● **TASK DATA**

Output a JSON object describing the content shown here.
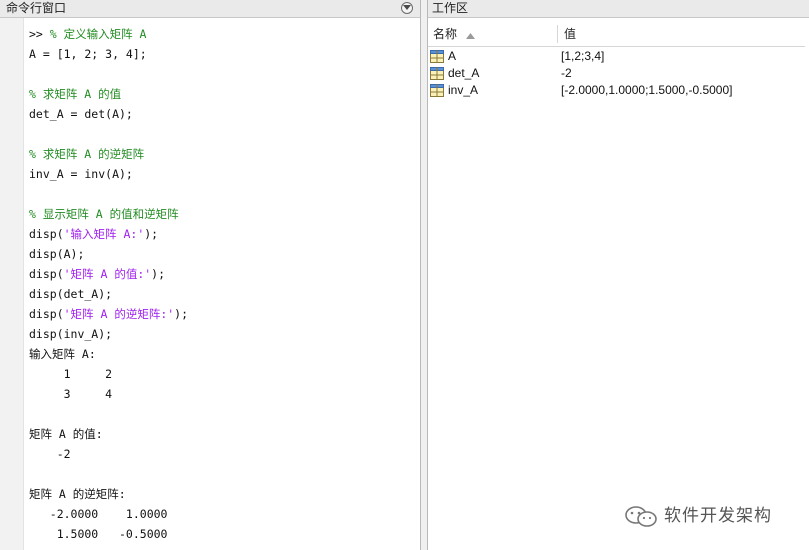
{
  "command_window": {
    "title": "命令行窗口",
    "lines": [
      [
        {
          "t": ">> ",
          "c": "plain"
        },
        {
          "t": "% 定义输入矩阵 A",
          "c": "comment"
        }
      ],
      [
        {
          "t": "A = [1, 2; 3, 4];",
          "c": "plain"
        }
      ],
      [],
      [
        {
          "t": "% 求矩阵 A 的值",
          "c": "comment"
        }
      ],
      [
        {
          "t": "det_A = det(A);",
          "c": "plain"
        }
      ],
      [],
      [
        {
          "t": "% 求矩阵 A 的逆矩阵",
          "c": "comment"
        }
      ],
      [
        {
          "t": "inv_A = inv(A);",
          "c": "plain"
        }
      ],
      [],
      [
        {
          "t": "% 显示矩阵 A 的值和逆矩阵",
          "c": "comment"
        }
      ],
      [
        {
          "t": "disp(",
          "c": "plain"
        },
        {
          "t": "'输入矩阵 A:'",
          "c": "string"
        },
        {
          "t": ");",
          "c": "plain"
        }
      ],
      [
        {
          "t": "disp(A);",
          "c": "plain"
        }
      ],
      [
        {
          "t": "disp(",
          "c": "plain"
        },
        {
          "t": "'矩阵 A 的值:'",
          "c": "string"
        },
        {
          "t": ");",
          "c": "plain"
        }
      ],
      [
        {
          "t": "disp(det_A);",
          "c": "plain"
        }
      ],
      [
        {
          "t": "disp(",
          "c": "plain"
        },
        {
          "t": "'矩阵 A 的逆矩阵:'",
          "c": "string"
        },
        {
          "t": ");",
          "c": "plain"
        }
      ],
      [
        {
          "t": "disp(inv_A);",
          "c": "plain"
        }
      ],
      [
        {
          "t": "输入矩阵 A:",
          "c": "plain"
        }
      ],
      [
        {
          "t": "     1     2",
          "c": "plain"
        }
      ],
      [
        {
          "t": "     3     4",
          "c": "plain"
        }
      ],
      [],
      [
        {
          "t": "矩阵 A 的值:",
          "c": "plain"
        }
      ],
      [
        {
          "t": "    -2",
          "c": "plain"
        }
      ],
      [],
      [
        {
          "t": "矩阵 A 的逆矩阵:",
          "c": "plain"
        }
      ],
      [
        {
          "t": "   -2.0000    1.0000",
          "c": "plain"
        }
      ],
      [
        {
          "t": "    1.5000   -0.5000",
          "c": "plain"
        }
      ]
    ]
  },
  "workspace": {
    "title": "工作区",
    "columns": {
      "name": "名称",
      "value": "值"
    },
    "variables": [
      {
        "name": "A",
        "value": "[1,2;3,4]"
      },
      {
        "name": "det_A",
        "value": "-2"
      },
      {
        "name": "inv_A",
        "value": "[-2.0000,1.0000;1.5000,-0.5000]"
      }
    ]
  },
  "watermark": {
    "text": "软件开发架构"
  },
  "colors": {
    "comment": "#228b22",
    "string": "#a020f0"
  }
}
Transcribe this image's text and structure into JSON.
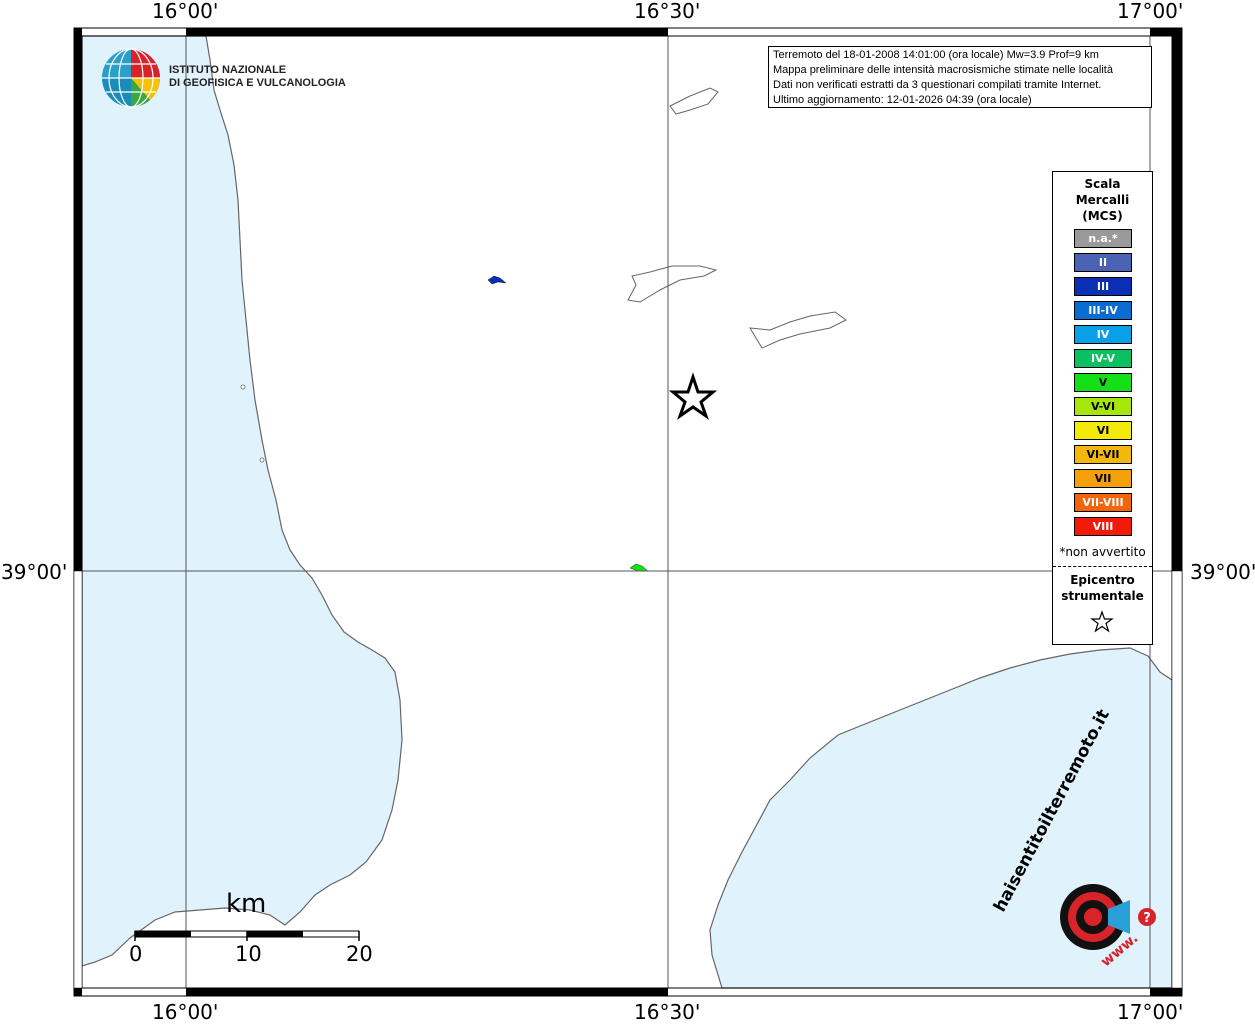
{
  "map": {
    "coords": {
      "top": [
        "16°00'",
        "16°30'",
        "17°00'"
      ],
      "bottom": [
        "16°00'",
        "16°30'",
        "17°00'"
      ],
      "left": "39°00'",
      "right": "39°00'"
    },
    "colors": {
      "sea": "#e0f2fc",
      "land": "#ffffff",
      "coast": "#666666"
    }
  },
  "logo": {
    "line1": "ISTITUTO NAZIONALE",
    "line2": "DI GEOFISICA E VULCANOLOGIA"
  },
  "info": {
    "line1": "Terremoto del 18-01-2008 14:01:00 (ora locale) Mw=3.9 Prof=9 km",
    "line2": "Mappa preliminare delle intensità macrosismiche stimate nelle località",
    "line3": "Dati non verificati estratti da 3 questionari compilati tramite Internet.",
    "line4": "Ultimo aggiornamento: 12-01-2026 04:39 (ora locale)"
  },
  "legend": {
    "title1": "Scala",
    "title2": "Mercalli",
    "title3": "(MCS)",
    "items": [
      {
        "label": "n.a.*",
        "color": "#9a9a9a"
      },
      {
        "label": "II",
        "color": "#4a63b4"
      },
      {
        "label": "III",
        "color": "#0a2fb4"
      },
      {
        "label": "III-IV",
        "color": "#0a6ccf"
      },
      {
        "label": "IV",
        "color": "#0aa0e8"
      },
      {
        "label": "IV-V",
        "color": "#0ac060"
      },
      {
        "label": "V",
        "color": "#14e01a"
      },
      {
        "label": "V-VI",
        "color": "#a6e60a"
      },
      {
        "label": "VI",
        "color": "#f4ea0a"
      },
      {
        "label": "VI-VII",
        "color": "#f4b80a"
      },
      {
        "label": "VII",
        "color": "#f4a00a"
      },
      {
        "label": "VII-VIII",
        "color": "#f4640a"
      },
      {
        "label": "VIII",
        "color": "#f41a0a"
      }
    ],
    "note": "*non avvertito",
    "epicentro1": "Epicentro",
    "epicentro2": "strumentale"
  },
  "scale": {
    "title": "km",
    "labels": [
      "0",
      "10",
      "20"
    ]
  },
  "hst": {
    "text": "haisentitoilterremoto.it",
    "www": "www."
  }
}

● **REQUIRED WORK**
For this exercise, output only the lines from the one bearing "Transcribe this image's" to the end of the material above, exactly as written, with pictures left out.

● **SOLUTION FOR THIS EXERCISE**
Transcribe this image's text and structure into JSON.
{
  "map": {
    "coords": {
      "top": [
        "16°00'",
        "16°30'",
        "17°00'"
      ],
      "bottom": [
        "16°00'",
        "16°30'",
        "17°00'"
      ],
      "left": "39°00'",
      "right": "39°00'"
    },
    "colors": {
      "sea": "#e0f2fc",
      "land": "#ffffff",
      "coast": "#666666"
    }
  },
  "logo": {
    "line1": "ISTITUTO NAZIONALE",
    "line2": "DI GEOFISICA E VULCANOLOGIA"
  },
  "info": {
    "line1": "Terremoto del 18-01-2008 14:01:00 (ora locale) Mw=3.9 Prof=9 km",
    "line2": "Mappa preliminare delle intensità macrosismiche stimate nelle località",
    "line3": "Dati non verificati estratti da 3 questionari compilati tramite Internet.",
    "line4": "Ultimo aggiornamento: 12-01-2026 04:39 (ora locale)"
  },
  "legend": {
    "title1": "Scala",
    "title2": "Mercalli",
    "title3": "(MCS)",
    "items": [
      {
        "label": "n.a.*",
        "color": "#9a9a9a"
      },
      {
        "label": "II",
        "color": "#4a63b4"
      },
      {
        "label": "III",
        "color": "#0a2fb4"
      },
      {
        "label": "III-IV",
        "color": "#0a6ccf"
      },
      {
        "label": "IV",
        "color": "#0aa0e8"
      },
      {
        "label": "IV-V",
        "color": "#0ac060"
      },
      {
        "label": "V",
        "color": "#14e01a"
      },
      {
        "label": "V-VI",
        "color": "#a6e60a"
      },
      {
        "label": "VI",
        "color": "#f4ea0a"
      },
      {
        "label": "VI-VII",
        "color": "#f4b80a"
      },
      {
        "label": "VII",
        "color": "#f4a00a"
      },
      {
        "label": "VII-VIII",
        "color": "#f4640a"
      },
      {
        "label": "VIII",
        "color": "#f41a0a"
      }
    ],
    "note": "*non avvertito",
    "epicentro1": "Epicentro",
    "epicentro2": "strumentale"
  },
  "scale": {
    "title": "km",
    "labels": [
      "0",
      "10",
      "20"
    ]
  },
  "hst": {
    "text": "haisentitoilterremoto.it",
    "www": "www."
  }
}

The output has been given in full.